If you could have dinner with an inspirational woman, who would they be and why?
“There are so many and you can become quite emotional thinking about all the women that have paved the way for where we are. If I only get one woman to spend an evening with, I’d like to be entertained with tons of inspiring stories. Despite living in the UK for more than 20 years, I’m American deep-down so I’m going to be honest and choose Oprah Winfrey, she’s stayed positive and thoughtful through her long career and could share stories from so many interesting and inspiring people.”
“Malala Yousafzai: Malala is a young Nobel Peace Prize winner who has been an advocate for women’s rights, education, and peace. She survived a Taliban assassination attempt and has continued to speak out on these important issues that impact women in everyday society. I see her as a woman who has made significant contributions to society so far, and her perspective and insights would be interesting to hear over dinner!”
“Michelle Obama. She’s pretty incredible and a great advocate for women’s rights. She’s not only had to overcome being a woman, but also being a woman of colour. She’s very inspirational.”
“Kimberlé Crenshaw! She has coined the term ‘intersectionality’ which, in a nutshell, is about how different forms of discrimination like racism and sexism tend to exacerbate each other when they overlap, and in combination can create their own specific set of problems and forms or experiences of inequality, which tend to be overlooked, especially in policy making. It’s such a complex issue and might take a few dinners to cover it all haha.”

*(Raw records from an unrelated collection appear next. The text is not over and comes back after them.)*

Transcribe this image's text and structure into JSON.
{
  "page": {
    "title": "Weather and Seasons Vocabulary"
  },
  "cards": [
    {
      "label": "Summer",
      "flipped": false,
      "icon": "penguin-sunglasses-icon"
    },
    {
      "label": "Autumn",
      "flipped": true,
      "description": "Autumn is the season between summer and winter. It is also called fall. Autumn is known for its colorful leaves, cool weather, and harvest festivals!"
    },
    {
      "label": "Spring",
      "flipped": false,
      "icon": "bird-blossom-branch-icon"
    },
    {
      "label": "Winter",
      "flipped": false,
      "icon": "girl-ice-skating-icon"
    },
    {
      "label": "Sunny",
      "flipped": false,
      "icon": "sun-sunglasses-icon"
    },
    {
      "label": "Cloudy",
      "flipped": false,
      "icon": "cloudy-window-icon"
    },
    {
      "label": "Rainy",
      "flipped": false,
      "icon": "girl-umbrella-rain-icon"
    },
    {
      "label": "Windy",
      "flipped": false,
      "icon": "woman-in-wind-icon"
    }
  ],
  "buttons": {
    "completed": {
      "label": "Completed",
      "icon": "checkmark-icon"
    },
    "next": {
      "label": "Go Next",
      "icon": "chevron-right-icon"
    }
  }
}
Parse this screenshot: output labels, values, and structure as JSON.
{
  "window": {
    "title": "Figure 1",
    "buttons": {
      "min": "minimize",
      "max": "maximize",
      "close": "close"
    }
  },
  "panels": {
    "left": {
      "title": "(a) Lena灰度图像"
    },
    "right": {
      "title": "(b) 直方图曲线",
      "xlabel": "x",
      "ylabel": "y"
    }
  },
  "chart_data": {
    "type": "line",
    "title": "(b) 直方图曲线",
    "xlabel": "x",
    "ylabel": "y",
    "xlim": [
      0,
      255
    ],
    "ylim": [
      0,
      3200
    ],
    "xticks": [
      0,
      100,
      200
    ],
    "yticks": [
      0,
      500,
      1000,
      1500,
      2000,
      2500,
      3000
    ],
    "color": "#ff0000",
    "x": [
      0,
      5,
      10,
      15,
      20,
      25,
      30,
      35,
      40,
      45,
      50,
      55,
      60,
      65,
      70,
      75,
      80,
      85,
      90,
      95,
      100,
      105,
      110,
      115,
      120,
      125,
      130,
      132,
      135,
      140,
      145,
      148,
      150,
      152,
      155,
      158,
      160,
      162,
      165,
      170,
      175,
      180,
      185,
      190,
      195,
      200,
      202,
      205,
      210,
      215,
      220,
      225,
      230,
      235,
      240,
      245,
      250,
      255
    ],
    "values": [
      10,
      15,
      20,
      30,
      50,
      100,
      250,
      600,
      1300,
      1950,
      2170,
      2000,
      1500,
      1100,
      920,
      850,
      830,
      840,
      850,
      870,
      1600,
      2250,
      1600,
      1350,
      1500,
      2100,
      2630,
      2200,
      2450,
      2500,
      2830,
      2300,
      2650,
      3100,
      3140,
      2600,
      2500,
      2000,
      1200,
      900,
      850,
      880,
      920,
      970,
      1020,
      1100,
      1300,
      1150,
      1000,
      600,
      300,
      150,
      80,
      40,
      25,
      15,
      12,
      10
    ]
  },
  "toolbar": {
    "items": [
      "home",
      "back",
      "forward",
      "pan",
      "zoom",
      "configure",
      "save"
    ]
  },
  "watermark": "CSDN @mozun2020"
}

“I would love to have dinner with Dolly Parton. As a big country music fan I love that she is someone who has proven to be a successful businesswoman in an industry that can be very tough. I love the stories she tells through her song writing, and how she created Dolly Parton’s Imagination Library which is dedicated to inspiring a love of reading by gifting books free of charge to children from birth to age five.”
“My late mum. She taught me to be confident in my own ability & to follow my dreams.”
What is the most important message you want to send out today?
“It’s so important that we don’t judge people and that we keep our minds and our hearts open, giving people a second chance. Life presents each of us with different challenges and anything can happen, circumstances can cause chaos and not everything goes to plan. Getting to know our team of women in prison, I am humbled and I recognise that it could have been me, it could have been any of us in difference circumstances.”
“Believe in yourself & know you can achieve whatever you set your mind to.”
“Celebrate your achievements and the achievements of others, lift each other up. Be positive and supportive of each other. Let’s #EmbraceEquity”
“I want to emphasise that it’s okay to take your time to figure out what you want to do and where you want your career to go. The most important thing is your happiness, so don’t put immense pressure on yourself.”
“I think just emphasising that regardless of one’s own gender, we should all try to support women as much as possible when we have the ability to do so.”
Women are a force to be reckoned with
For me, these stories illuminate the importance and value women bring to society and the catering and hospitality industry. We should not forget that women’s battle for equal recognition has not yet been won. The stories in this article have delighted me, where progress has been made, and disturbed me, where sexism has been experienced.
Everyone is responsible for living and behaving in a way that furthers gender equality and creates a better world where bias and discrimination have been eradicated. And we should settle for nothing less.
Discover more about the International Women’s Day #EmbraceEquity campaign
Written by Safena Yvanovich